The Pindus (Πίνδος) mountain range is located in northern Greece. It is roughly 160 km long, with a maximum elevation of 2637 m (Mount Smolikas). Because it runs along the border of Thessaly and Epirus, the Pindus range is often called the "spine of Greece". The mountain range stretches from near the Greek-Albanian borders in Northern Epirus, entering the Epirus periphery and Macedonia region in northern Greece down to the north of the Peloponnese.
The Pindus range is the southern part of a large arc of mountain ranges spanning southeastwards from the Alps, via the Dinaric Alps, and includes the Šar-Korab massive, Pindus, Parnassos, Chelmos and the rest of Peloponessus, having its southern extreme in Mount Taigetos.
The cordillera system then continues by the southern Aegean islands of Kythera, Antikythera, Crete, Karpathos and Rhodes, as well as many islets around the larger islands. The mountain system comes ashore again at the Taurus Mountains of southern Turkey.

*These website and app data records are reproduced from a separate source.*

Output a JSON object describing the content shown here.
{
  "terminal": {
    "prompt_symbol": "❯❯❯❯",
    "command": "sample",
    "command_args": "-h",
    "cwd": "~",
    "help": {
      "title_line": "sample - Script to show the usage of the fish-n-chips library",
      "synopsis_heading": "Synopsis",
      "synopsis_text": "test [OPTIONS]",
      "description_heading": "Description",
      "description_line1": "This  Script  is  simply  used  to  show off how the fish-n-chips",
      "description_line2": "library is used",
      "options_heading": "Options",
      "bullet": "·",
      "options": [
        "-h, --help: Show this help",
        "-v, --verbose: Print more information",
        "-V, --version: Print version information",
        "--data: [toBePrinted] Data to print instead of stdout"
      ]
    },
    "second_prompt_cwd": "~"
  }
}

There are many villages in the Pindus, one of them being Samarina, which boasts one of the highest elevations in Greece. Many of the villages such as Perivoli include communities of Aromanians (Vlachs), originally shepherds and farmers. In the last decades, a number of villages, such as Metsovo, developed into touristic resorts with ski facilities.
As of 2006, the east-west crossing on the road can be done via the Greek National Road 6, a sinuous road which climbs high in the mountains. A highway, Via Egnatia, named after an ancient Roman road in the region, is currently under construction and when finished, this highway would make crossing the mountains by road much faster.

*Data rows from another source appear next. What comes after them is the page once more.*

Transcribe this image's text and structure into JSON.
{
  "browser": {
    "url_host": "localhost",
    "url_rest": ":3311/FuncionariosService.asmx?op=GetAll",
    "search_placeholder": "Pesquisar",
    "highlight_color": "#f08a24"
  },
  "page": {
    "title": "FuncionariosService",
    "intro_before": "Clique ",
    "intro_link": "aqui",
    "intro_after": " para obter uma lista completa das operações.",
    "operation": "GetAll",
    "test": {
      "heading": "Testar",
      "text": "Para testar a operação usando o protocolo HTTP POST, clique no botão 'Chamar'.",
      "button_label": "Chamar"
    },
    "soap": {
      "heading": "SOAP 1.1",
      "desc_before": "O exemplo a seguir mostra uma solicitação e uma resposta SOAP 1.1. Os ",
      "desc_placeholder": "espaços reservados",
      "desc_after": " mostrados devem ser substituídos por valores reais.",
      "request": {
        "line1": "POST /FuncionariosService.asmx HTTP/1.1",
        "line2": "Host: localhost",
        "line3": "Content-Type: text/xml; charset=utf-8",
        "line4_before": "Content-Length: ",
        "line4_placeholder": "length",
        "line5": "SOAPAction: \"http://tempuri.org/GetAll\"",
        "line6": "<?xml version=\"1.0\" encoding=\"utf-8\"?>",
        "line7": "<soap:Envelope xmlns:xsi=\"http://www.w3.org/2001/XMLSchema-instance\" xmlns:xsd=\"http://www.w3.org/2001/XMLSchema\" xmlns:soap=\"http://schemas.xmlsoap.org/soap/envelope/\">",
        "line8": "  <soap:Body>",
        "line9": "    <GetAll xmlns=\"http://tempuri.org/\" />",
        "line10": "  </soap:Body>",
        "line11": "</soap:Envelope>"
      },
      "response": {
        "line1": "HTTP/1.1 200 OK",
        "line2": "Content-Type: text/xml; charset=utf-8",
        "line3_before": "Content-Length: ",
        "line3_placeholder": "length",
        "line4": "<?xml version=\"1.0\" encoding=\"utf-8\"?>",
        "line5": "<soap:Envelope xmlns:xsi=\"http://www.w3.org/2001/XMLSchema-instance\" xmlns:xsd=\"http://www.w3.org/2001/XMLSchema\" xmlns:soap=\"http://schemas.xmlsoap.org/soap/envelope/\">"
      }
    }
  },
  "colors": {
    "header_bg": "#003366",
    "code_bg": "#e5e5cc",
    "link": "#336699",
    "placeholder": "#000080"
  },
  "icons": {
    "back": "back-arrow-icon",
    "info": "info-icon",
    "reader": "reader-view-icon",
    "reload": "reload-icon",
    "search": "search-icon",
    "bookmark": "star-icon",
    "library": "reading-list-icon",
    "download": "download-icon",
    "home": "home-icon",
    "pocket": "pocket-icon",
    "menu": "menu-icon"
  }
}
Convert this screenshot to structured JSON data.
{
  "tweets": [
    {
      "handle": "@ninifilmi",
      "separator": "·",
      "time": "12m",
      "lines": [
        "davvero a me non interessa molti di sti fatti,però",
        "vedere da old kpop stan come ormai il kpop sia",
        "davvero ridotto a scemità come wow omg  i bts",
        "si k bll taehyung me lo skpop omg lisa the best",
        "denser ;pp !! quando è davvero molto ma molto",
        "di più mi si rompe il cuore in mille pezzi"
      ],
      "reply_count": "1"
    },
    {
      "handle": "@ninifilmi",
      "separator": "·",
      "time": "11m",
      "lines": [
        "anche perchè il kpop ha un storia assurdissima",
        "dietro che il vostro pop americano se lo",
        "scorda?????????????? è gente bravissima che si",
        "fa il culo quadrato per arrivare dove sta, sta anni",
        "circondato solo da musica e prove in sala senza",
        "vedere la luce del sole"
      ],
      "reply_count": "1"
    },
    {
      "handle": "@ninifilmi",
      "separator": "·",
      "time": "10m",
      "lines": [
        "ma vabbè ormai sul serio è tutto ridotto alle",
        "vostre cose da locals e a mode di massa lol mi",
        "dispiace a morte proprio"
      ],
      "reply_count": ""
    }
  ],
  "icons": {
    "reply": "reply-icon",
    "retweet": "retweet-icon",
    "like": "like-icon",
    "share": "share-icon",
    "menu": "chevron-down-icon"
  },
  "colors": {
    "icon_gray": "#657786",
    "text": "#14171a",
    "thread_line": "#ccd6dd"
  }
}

The Pindus ecoregion covers a wide range of elevations and habitats, from deep canyons to steep mountains. The wide range in altitude results in two major forest zones:
Large breeding colonies of herons, spoonbills, egrets, and pelicans fish the cool waters of the mountain lakes of the Pindus Mountain Conifer and Broadleaf Mixed Forests ecoregion. This is one of the few areas in Europe where the rare Dalmatian pelican can be found. Wolves, jackals, and bears are found in the forests.
The forests of this ecoregion have faced many threats over the course of human history, including overgrazing, agriculture, and deforestation. The greatest threats now come from the development of mountain tourism and ski resorts. Because of the instability of the soil on steep mountains, road-building and clear-cutting operations have led to dangerous landslides and the collapse of mountain slopes. Mining for bauxite, overgrazing, and over-collection of plants are also threatening the great biodiversity of this ecoregion.